After a year-long campaign by labor and community groups on behalf of carwasheros in what is traditionally a progressive town, the City of Santa Monica will no longer contract with car-wash businesses that are not in compliance with federal and state employment laws.
In addition to strict implementation by the city’s Finance Department of existing policies that require those receiving City dollars to comply with laws, the Santa Monica City Attorney’s office will investigate practices at all four car washes located in Santa Monica as part of its Consumer Affairs operations.
Rather than employ public workers to wash city trucks, police cars and other vehicles, Santa Monica, like many other cities, contracts with local car washes to keep its vehicles clean. After California’s Attorney General reached a settlement with Bonus Car Wash in Santa Monica that resulted in the business agreeing to a contract with the United Steelworkers Union, organizers from Clergy and Laity United for Economic Justice (CLUE-LA) and the AFL-CIO’s Clean Car Wash Campaign found that city vehicles were being washed at businesses with poor and illegal working conditions.
The Mexican American Legal Defense and Education Fund (MALDEF) filed a lawsuit in May charging one of these businesses, Santa Monica Car Wash, located on Pico Boulevard, with a number of illegal activities.

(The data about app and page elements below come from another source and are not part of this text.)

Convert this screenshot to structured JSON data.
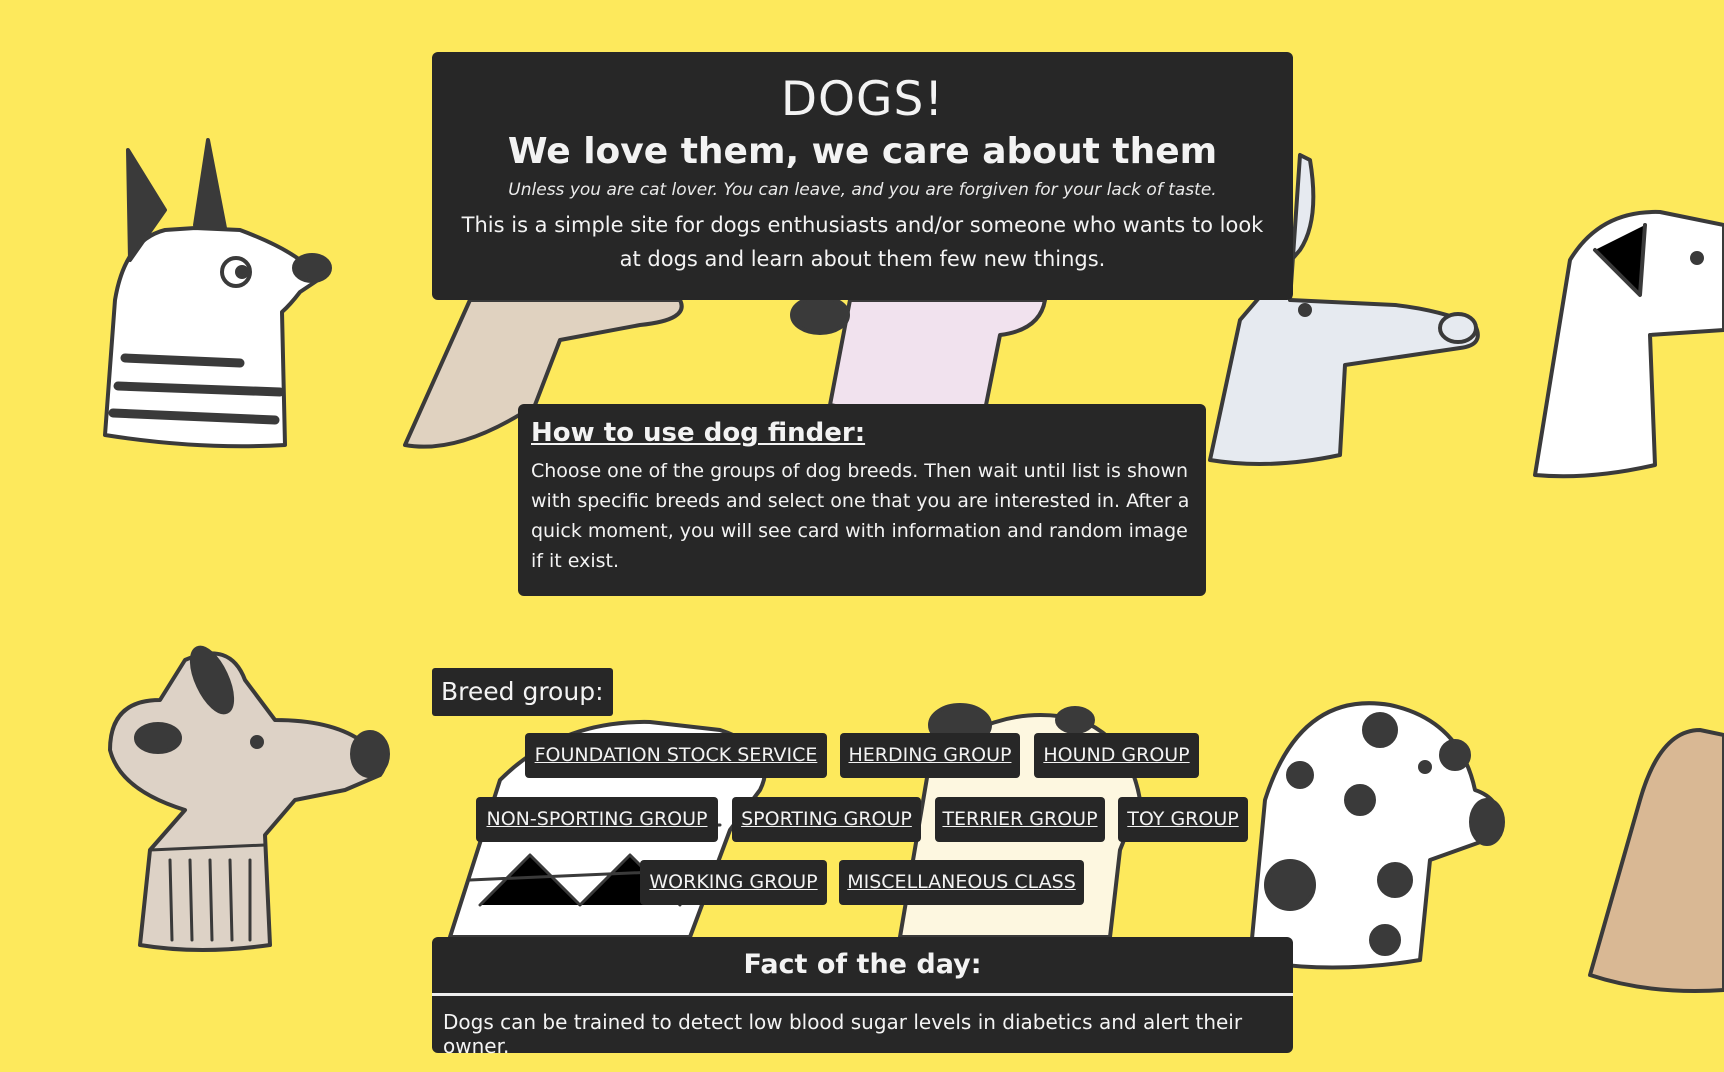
{
  "header": {
    "title": "DOGS!",
    "subtitle": "We love them, we care about them",
    "tagline": "Unless you are cat lover. You can leave, and you are forgiven for your lack of taste.",
    "intro": "This is a simple site for dogs enthusiasts and/or someone who wants to look at dogs and learn about them few new things."
  },
  "howto": {
    "title": "How to use dog finder:",
    "text": "Choose one of the groups of dog breeds. Then wait until list is shown with specific breeds and select one that you are interested in. After a quick moment, you will see card with information and random image if it exist."
  },
  "breed_group": {
    "label": "Breed group:",
    "groups": [
      "FOUNDATION STOCK SERVICE",
      "HERDING GROUP",
      "HOUND GROUP",
      "NON-SPORTING GROUP",
      "SPORTING GROUP",
      "TERRIER GROUP",
      "TOY GROUP",
      "WORKING GROUP",
      "MISCELLANEOUS CLASS"
    ]
  },
  "fact": {
    "title": "Fact of the day:",
    "text": "Dogs can be trained to detect low blood sugar levels in diabetics and alert their owner."
  },
  "colors": {
    "background": "#fde95c",
    "card": "#272727",
    "text": "#f3f3f3"
  }
}
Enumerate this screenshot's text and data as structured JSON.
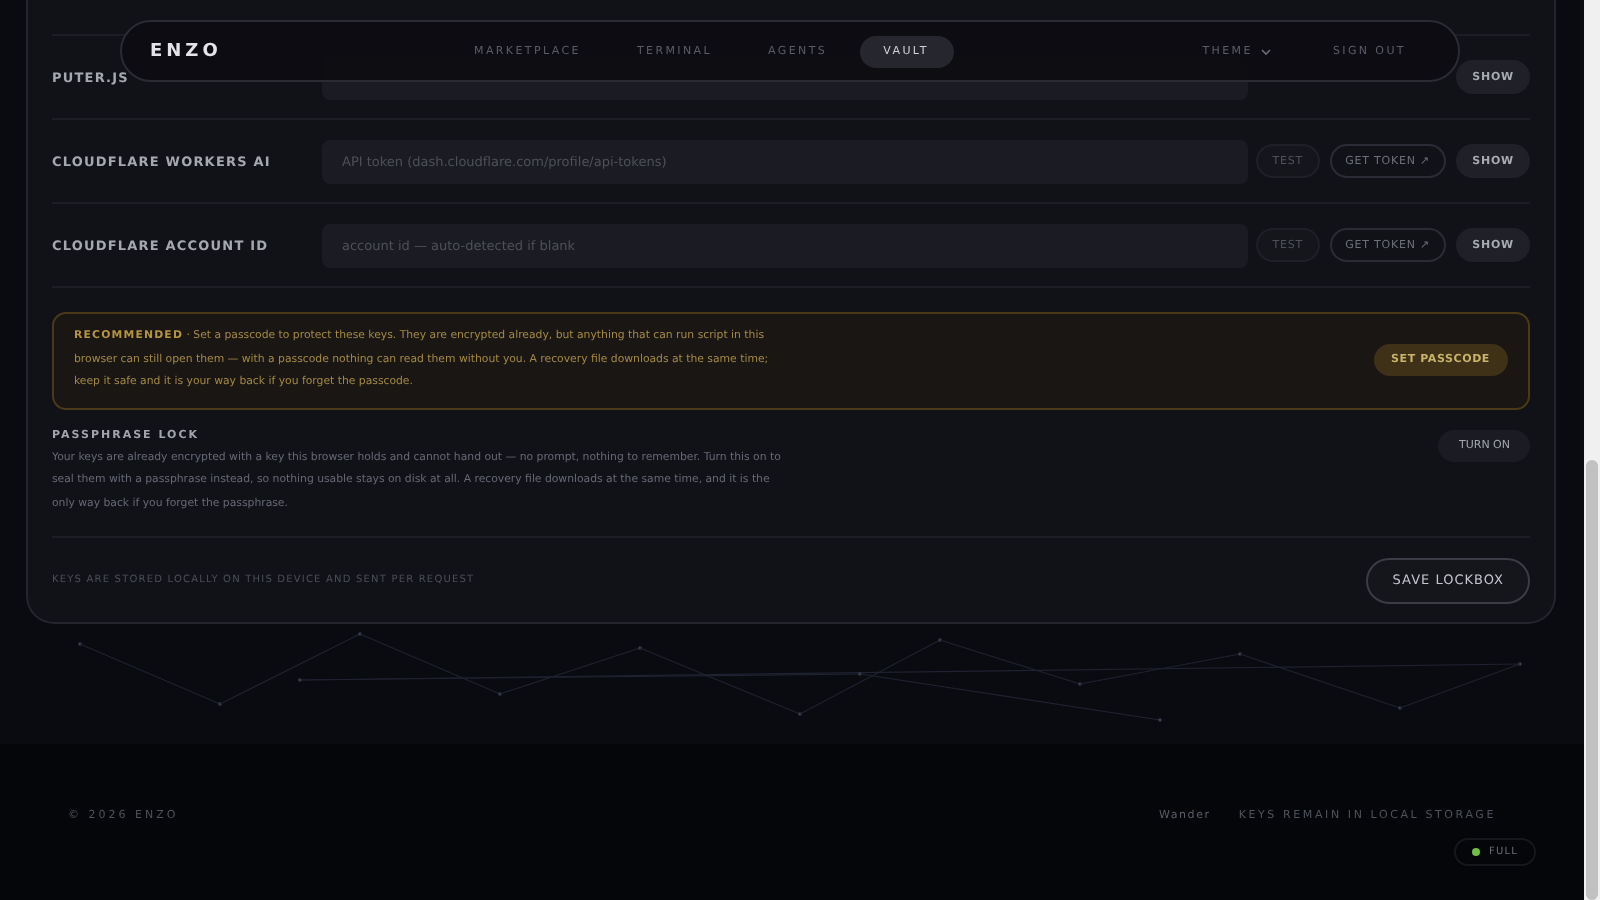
{
  "nav": {
    "logo": "ENZO",
    "links": [
      {
        "label": "MARKETPLACE",
        "selected": false
      },
      {
        "label": "TERMINAL",
        "selected": false
      },
      {
        "label": "AGENTS",
        "selected": false
      },
      {
        "label": "VAULT",
        "selected": true
      }
    ],
    "theme": "THEME",
    "sign_out": "SIGN OUT"
  },
  "keys": [
    {
      "label": "PUTER.JS",
      "buttons": [
        "SHOW"
      ]
    },
    {
      "label": "CLOUDFLARE WORKERS AI",
      "placeholder": "API token (dash.cloudflare.com/profile/api-tokens)",
      "buttons": [
        "TEST",
        "GET TOKEN ↗",
        "SHOW"
      ]
    },
    {
      "label": "CLOUDFLARE ACCOUNT ID",
      "placeholder": "account id — auto-detected if blank",
      "buttons": [
        "TEST",
        "GET TOKEN ↗",
        "SHOW"
      ]
    }
  ],
  "notice": {
    "text": "**RECOMMENDED** · Set a passcode to protect these keys. They are encrypted already, but anything that can run script in this browser can still open them — with a passcode nothing can read them without you. A recovery file downloads at the same time; keep it safe and it is your way back if you forget the passcode.",
    "button": "SET PASSCODE"
  },
  "passphrase_lock": {
    "title": "PASSPHRASE LOCK",
    "text": "Your keys are already encrypted with a key this browser holds and cannot hand out — no prompt, nothing to remember. Turn this on to seal them with a passphrase instead, so nothing usable stays on disk at all. A recovery file downloads at the same time, and it is the only way back if you forget the passphrase.",
    "button": "TURN ON"
  },
  "card_footer": {
    "note": "KEYS ARE STORED LOCALLY ON THIS DEVICE AND SENT PER REQUEST",
    "button": "SAVE LOCKBOX"
  },
  "footer": {
    "copyright": "© 2026 ENZO",
    "link": "Wander",
    "note": "KEYS REMAIN IN LOCAL STORAGE",
    "status": {
      "label": "FULL",
      "color": "#6fbf4a"
    }
  }
}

Three city council members responded by proposing an examination of city policies relating to the businesses with which it contracts.
Carwasheros report that they are regularly subjected to a number of illegal working conditions and practices at car-wash businesses throughout the Los Angeles area. Common violations of state and federal law include requiring workers to be at work at a certain hour, but not allowing them to “clock in” until there is work for them; expecting workers to work for tips, not wages; refusing to give them water to drink during hot summer work days; paychecks that bounce; and not paying overtime according to legal requirements. Employees also say they are not given safety equipment when they are working with toxic chemicals and that they lack safety training.
Local faith leaders held a ceremony at Santa Monica Car Wash on Sunday, June 10, to support the carwasheros and draw attention to the MALDEF lawsuit. The interfaith gathering included prayers, reflections and a water ritual to “wash away injustice” at the car wash that is currently at the center of enforcement activities in the area. The action was co-sponsored by the Santa Monica Synagogue, St. Paul’s Lutheran Church and the Unitarian Universalist Community Church of Santa Monica.
A community campaign organized by CLUE-LA is encouraging local residents to support Bonus Car Wash at 2800 Lincoln Boulevard in Santa Monica, which is the first union car wash in the United States.